Entries from a dataset of interfaces:
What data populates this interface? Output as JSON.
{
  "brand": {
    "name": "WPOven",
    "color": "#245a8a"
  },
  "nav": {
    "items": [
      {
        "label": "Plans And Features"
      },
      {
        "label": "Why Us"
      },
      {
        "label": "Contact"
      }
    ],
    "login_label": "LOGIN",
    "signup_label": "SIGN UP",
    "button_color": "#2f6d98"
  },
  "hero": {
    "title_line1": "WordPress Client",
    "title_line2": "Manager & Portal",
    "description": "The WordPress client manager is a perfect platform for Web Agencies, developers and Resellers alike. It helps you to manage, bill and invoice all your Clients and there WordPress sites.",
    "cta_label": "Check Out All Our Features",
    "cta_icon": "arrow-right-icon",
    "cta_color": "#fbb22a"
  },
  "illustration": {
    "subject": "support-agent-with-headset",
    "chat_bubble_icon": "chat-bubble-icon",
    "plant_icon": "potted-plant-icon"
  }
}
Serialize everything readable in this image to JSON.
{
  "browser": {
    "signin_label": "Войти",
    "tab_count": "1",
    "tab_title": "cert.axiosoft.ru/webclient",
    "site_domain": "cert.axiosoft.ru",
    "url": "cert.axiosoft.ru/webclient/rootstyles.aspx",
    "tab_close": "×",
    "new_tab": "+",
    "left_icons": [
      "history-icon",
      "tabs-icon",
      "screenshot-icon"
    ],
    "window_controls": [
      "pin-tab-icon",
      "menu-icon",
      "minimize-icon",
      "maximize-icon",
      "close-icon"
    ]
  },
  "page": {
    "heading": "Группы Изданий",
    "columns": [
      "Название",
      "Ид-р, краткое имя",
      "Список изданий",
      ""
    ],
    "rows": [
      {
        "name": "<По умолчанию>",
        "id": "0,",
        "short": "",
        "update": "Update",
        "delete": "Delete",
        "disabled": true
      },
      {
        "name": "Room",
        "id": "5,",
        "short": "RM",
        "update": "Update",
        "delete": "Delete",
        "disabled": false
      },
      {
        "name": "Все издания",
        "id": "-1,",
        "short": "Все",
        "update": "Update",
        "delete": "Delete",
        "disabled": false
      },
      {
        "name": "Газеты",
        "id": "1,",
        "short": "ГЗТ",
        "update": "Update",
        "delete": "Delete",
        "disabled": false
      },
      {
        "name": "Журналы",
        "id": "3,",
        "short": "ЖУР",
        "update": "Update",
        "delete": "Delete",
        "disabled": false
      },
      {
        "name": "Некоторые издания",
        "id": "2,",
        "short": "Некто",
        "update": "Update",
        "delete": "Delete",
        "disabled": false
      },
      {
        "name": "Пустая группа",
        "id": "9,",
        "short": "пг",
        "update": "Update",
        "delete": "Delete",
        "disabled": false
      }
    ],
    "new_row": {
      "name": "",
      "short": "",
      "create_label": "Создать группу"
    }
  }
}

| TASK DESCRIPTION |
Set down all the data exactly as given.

| EXPECTED ANSWER |
What data populates this interface? Output as JSON.
{
  "brand": {
    "name": "WPOven",
    "color": "#245a8a"
  },
  "nav": {
    "items": [
      {
        "label": "Plans And Features"
      },
      {
        "label": "Why Us"
      },
      {
        "label": "Contact"
      }
    ],
    "login_label": "LOGIN",
    "signup_label": "SIGN UP",
    "button_color": "#2f6d98"
  },
  "hero": {
    "title_line1": "WordPress Client",
    "title_line2": "Manager & Portal",
    "description": "The WordPress client manager is a perfect platform for Web Agencies, developers and Resellers alike. It helps you to manage, bill and invoice all your Clients and there WordPress sites.",
    "cta_label": "Check Out All Our Features",
    "cta_icon": "arrow-right-icon",
    "cta_color": "#fbb22a"
  },
  "illustration": {
    "subject": "support-agent-with-headset",
    "chat_bubble_icon": "chat-bubble-icon",
    "plant_icon": "potted-plant-icon"
  }
}
Serialize everything readable in this image to JSON.
{
  "browser": {
    "signin_label": "Войти",
    "tab_count": "1",
    "tab_title": "cert.axiosoft.ru/webclient",
    "site_domain": "cert.axiosoft.ru",
    "url": "cert.axiosoft.ru/webclient/rootstyles.aspx",
    "tab_close": "×",
    "new_tab": "+",
    "left_icons": [
      "history-icon",
      "tabs-icon",
      "screenshot-icon"
    ],
    "window_controls": [
      "pin-tab-icon",
      "menu-icon",
      "minimize-icon",
      "maximize-icon",
      "close-icon"
    ]
  },
  "page": {
    "heading": "Группы Изданий",
    "columns": [
      "Название",
      "Ид-р, краткое имя",
      "Список изданий",
      ""
    ],
    "rows": [
      {
        "name": "<По умолчанию>",
        "id": "0,",
        "short": "",
        "update": "Update",
        "delete": "Delete",
        "disabled": true
      },
      {
        "name": "Room",
        "id": "5,",
        "short": "RM",
        "update": "Update",
        "delete": "Delete",
        "disabled": false
      },
      {
        "name": "Все издания",
        "id": "-1,",
        "short": "Все",
        "update": "Update",
        "delete": "Delete",
        "disabled": false
      },
      {
        "name": "Газеты",
        "id": "1,",
        "short": "ГЗТ",
        "update": "Update",
        "delete": "Delete",
        "disabled": false
      },
      {
        "name": "Журналы",
        "id": "3,",
        "short": "ЖУР",
        "update": "Update",
        "delete": "Delete",
        "disabled": false
      },
      {
        "name": "Некоторые издания",
        "id": "2,",
        "short": "Некто",
        "update": "Update",
        "delete": "Delete",
        "disabled": false
      },
      {
        "name": "Пустая группа",
        "id": "9,",
        "short": "пг",
        "update": "Update",
        "delete": "Delete",
        "disabled": false
      }
    ],
    "new_row": {
      "name": "",
      "short": "",
      "create_label": "Создать группу"
    }
  }
}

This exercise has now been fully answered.